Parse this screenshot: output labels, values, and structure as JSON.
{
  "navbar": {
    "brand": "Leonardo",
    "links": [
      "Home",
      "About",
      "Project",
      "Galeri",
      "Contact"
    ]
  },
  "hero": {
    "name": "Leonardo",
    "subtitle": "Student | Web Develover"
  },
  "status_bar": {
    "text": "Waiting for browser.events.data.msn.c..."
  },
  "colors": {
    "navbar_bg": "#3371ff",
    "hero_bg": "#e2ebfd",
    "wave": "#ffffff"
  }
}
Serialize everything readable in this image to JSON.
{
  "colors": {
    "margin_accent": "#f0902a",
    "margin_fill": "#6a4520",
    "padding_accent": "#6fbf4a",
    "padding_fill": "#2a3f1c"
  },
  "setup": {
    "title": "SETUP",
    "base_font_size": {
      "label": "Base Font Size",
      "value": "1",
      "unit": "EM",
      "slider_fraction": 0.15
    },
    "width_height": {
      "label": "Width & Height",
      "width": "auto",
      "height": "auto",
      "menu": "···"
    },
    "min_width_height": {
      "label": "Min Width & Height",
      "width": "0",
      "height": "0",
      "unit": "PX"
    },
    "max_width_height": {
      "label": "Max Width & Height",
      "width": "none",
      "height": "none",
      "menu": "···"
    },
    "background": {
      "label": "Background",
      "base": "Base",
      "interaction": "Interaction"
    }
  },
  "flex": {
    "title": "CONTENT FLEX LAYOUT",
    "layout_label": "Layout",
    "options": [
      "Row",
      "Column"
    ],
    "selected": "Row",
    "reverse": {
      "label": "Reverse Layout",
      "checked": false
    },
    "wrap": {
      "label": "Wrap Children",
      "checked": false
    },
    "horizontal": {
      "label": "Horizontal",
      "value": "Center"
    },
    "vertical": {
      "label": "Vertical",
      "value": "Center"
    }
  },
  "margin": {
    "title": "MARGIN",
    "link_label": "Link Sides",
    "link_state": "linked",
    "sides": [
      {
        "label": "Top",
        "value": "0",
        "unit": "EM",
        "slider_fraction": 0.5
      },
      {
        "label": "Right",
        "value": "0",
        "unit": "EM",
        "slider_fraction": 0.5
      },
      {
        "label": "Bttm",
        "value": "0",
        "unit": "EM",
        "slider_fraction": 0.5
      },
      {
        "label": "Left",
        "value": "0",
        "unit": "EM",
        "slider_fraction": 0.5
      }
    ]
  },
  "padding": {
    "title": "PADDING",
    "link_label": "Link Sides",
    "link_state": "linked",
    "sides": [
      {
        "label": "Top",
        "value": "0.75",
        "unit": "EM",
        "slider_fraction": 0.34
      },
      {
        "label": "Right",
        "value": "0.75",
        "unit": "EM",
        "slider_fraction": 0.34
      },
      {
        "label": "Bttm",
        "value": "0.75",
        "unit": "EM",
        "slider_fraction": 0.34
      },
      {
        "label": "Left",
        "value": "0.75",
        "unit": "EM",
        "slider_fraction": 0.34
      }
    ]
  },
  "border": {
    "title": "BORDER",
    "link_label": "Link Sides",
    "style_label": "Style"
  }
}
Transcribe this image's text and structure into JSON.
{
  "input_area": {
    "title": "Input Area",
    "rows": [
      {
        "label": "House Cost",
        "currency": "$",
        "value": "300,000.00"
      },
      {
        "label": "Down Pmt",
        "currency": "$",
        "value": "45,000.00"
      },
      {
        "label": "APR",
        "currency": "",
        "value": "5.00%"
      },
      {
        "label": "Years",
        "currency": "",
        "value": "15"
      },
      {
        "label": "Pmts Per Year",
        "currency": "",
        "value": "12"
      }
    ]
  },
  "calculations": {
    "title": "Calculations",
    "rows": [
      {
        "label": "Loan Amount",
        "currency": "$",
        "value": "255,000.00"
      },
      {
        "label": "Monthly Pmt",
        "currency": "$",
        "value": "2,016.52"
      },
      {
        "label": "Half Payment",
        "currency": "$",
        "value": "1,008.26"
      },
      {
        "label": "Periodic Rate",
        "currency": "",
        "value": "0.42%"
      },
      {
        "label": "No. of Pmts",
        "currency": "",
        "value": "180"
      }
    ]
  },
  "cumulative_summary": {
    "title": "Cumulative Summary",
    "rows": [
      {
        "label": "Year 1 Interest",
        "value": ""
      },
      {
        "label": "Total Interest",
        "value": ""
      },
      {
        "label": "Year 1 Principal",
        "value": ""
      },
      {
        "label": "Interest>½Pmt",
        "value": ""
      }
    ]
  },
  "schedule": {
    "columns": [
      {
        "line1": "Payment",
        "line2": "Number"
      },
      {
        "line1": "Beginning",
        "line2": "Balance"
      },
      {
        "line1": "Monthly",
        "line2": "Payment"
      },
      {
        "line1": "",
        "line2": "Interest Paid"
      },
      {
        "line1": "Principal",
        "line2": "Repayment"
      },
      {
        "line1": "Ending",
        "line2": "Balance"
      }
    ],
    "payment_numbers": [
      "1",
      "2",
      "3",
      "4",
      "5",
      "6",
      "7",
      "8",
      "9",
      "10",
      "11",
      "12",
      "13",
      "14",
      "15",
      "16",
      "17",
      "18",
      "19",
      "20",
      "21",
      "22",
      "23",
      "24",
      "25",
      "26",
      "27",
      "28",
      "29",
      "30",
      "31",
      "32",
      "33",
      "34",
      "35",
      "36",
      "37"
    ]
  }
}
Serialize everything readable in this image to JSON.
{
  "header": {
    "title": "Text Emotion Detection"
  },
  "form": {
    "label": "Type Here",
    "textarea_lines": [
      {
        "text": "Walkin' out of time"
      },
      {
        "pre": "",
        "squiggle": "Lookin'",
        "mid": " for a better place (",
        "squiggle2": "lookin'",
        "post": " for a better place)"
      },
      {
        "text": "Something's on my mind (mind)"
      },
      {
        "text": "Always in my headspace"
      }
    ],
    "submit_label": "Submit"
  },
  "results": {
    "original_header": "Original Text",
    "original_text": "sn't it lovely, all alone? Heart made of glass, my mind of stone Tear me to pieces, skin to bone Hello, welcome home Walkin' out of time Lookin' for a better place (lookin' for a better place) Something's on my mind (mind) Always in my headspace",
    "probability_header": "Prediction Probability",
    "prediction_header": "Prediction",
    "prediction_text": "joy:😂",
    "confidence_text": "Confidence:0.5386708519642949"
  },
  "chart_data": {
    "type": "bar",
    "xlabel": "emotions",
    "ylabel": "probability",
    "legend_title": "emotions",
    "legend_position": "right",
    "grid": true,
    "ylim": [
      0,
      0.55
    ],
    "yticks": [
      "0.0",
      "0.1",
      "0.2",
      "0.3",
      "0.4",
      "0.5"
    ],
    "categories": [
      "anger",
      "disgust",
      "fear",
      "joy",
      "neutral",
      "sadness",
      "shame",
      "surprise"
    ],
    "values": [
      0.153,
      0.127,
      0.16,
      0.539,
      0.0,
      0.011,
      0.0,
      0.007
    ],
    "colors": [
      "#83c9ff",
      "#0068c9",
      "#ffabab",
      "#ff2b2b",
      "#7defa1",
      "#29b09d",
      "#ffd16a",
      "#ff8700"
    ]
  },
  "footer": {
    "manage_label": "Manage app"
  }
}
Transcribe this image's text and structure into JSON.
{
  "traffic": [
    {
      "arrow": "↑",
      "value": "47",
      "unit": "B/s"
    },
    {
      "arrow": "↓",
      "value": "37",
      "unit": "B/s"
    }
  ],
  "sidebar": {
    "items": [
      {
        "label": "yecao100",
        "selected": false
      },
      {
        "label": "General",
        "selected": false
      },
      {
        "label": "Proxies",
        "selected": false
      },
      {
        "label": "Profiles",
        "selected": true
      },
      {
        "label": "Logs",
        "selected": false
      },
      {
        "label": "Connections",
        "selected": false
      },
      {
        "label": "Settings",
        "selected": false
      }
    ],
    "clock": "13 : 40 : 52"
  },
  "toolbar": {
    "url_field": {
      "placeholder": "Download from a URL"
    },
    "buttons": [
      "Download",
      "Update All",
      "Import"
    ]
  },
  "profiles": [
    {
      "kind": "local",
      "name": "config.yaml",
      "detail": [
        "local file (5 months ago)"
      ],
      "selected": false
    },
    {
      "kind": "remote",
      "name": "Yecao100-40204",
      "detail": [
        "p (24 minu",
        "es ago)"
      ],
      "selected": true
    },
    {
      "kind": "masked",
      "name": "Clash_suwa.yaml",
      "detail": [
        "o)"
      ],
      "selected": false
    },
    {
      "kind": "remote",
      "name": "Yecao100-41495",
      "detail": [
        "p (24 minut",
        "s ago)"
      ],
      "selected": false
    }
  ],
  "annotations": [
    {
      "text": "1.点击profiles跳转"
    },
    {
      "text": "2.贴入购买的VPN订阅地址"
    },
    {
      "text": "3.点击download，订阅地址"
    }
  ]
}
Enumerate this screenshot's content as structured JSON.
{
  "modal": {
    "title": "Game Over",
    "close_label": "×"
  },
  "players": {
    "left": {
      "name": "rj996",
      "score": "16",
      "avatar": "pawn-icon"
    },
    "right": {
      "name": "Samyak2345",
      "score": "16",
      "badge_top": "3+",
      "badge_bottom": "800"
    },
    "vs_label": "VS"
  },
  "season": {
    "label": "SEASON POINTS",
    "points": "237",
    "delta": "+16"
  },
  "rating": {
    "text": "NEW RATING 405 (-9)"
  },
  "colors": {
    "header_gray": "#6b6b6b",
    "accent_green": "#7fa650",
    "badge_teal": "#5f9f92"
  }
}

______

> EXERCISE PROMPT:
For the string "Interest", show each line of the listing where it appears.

> ANSWER AREA:
        "label": "Year 1 Interest",
        "label": "Total Interest",
        "label": "Interest>½Pmt",
        "line2": "Interest Paid"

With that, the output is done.